like when i got news from liberia that janet was quite sick, had been for two weeks, and she didn’t want to take her medicine. and though a friend was there to care for her and bring her to see a doctor, i felt a twinge in my heart, a slight ache, a longing to draw her close and pray for her healing and urge her to accept the medicine that was only going to help, not hurt. i should be there; i want to be there. but i’m not. i’m here instead.

or when i daydream of my wedding day, of a white dress and a man of tender strength and vows under open skies, before a covenant-God. some days, the fairy tale seems so near, so close that my heart could reach out and grasp it. i should be there; i want to be there. but i’m not. i’m still waiting, still in the not yet, and it’s hard.

and i think again of those israelites, of a cloud and a pillar of fire, of water from a rock and manna, the mystery-sustenance from heaven.

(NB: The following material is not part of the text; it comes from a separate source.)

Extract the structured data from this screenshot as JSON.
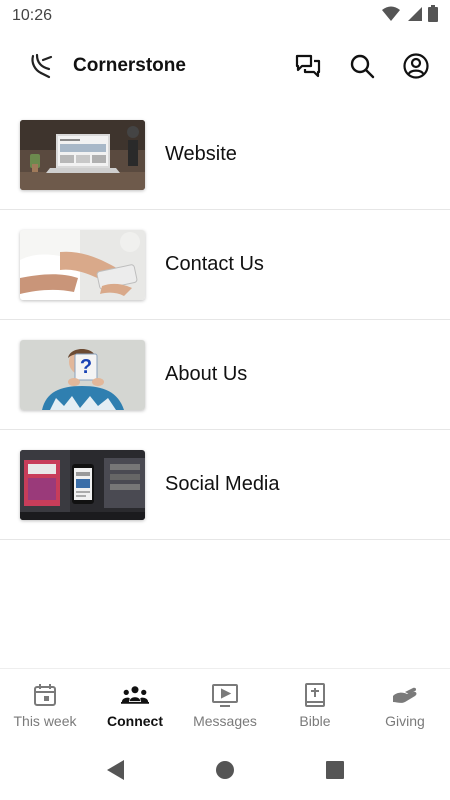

God inhabited even their wandering. how can i not think he inhabits mine also? here, now. in this place and in this moment. yes, the desert and the waiting and the wandering:: even this is sacred space; even this is holy ground. like scales falling from the eyes, cobwebs from the musty parts of my faith-laid-dormant, the truth seeps in. and i see, and i know.

“surely the Lord is in this place, and i did not know it.” [genesis 28.sixteen]Image
                                              (Photo by Lis Ferla, Creative Commons)

a long way home

i know a weary traveler, a young woman of tender heart and tough skin. she spends most of her days walking, never staying in one place for too long:: always the sojourner, one foot ever in front of the other. every now and again, she stops for a while–sometimes because she’s tired, sometimes because she’s lost, sometimes because she’s unsure where she’ll go next. so she will stop, and she’ll shake the dust, and settle in where she’s found herself the very best she can.

once in a while, she will sit and massage the cracked skin of her worn feet. she sits and she talks, telling of her travels, of the roads she has traversed. she speaks of an alcoholic father and parents who were absent, of a little girl with a big burden; and her eyes tell of the steep and narrow path that led to her escape, of how she felt all alone as she walked, of the times she slipped on the rocks and cut up her feet and cradled them as she cried, wishing someone were there to help stop the bleeding. she speaks of a lover who was unfaithful, of a broken heart and shattered dreams, of deep loss and soul ache and the times she had to force herself to crawl through the fog, the walkway shrouded in darkness and storm. and she speaks of the dusty road on which she’s found herself in recent years, long and winding, in a faraway land that keeps calling her back again. she speaks of burning thirst in the hot sun and how often she’s felt like a hagar, a life lived in perpetual exile, sent away to die in the desert; and of secret streams that have refreshed her, like the laughter of her children or a bright blue bird perched on the porch steps.

and after she tells her stories, she will sit in silence for a while with her eyes closed, like she’s thinking about something too sacred to speak aloud. moments pass–maybe just a few, or perhaps many more; and then she rises to her feet, ready to walk again. and it seems so soon, too soon, and some voice their concerns, for wherever could she be off to this time, and after all these years and all these miles, isn’t she tired of walking, of always being on the move?

“you see,” she explains gently, “we’re all on our way somewhere; we’ll all find ourselves home eventually. i would just rather walk away from what’s hurt me and walk towards my destination, than sit and wait for the destination to come to me. for what life is lived in sitting? very little, to be sure. but when i’m walking, i’m moving; there is breath in my lungs and blood through my veins and purpose in my heart. simply put, i’m alive. and yes, the way seems long, and of course, i get tired, and who really knows what to expect along the way? but i know where i’m headed, and every step taken brings me that much closer.”